The left-hand panel provides broad context within the rings, and shows the B ring, Cassini Division, A ring and F ring. Image scale in the radial, or outward from Saturn, direction is about 45 kilometers (28 miles) per pixel; because the rings are viewed at an angle, the image scale in the longitudinal, or circumferential, direction is several times greater.
The center image is a closer view of the A ring, showing the radial locations where propeller features were spotted. The view is approximately 1,800 kilometers (1,100 miles) across from top to bottom and includes a large density wave at bottom (caused by the moons Janus and Epimetheus), as well as two smaller density waves. The footprints of the propeller discovery images are between density waves, in bland, quiescent regions of the ring.
The propellers appear as double dashes in the two close-up discovery images at the right and are circled.

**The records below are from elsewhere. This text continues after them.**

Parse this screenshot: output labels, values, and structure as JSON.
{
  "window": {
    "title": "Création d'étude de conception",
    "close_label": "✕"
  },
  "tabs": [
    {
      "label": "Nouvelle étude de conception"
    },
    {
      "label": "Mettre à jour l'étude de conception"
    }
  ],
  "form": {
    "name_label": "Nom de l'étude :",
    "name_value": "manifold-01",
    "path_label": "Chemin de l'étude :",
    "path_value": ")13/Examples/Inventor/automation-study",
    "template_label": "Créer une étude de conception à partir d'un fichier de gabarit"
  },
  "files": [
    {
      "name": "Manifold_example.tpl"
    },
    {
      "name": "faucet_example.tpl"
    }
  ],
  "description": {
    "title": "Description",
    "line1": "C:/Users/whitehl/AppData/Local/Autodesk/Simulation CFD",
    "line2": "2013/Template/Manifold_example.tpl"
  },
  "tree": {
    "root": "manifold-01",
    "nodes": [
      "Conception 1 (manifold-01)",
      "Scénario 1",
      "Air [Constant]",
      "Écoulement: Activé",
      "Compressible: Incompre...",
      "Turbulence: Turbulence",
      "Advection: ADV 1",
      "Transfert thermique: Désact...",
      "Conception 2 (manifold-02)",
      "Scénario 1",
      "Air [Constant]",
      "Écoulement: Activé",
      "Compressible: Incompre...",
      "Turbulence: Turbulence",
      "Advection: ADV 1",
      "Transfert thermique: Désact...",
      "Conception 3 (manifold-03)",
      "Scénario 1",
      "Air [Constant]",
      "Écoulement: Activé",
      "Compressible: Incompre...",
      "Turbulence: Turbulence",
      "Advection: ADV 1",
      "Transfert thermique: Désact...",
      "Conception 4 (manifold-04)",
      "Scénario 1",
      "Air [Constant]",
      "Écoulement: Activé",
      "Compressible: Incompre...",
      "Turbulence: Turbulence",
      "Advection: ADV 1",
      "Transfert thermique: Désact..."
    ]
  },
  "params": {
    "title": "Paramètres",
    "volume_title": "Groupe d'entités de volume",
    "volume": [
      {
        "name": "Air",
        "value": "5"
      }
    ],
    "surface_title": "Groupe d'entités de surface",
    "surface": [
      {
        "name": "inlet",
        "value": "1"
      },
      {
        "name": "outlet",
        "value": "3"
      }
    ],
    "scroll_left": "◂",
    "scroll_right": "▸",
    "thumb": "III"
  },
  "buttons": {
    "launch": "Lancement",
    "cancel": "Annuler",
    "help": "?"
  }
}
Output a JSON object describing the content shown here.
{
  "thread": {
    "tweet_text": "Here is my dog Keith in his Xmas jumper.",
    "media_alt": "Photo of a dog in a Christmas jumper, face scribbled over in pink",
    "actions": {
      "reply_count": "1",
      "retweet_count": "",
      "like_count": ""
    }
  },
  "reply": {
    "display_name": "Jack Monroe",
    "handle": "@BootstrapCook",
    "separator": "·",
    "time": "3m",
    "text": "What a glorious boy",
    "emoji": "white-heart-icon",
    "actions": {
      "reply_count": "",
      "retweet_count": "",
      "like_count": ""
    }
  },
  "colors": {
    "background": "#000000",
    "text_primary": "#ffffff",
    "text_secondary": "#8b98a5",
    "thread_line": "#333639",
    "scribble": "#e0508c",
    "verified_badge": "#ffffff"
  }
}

The unseen moonlets, each roughly the size of a football field, lie in the center of each structure. These two images were taken during Saturn orbit insertion on July 1, 2004, and are presented here at one-half scale. Resolution in the original images was 52 meters (171 feet) per pixel. The horizontal lines in the image represent electronic noise and do not correspond to ring features.
The propellers are about 5 kilometers (3 miles) long from tip to tip, and the radial offset (the “leading” dash is slightly closer to Saturn) is about 300 meters (1,000 feet).
The propeller structures are unchanged as they orbit the planet. In that way, they are much like the wave pattern that trails after a speedboat as it skims across a smooth lake. Such a pattern is hard to discern in a choppy sea. In much the same way, scientists think other effects may be preventing Cassini from seeing the propellers except in very bland parts of the rings.
The Cassini-Huygens mission is a cooperative project of NASA, the European Space Agency and the Italian Space Agency. The Jet Propulsion Laboratory, a division of the California Institute of Technology in Pasadena, manages the mission for NASA’s Science Mission Directorate, Washington, D.C. The Cassini orbiter and its two onboard cameras were designed, developed and assembled at JPL. The imaging operations center is based at the Space Science Institute in Boulder, Colo.
Image Credit: NASA/JPL/Space Science Institute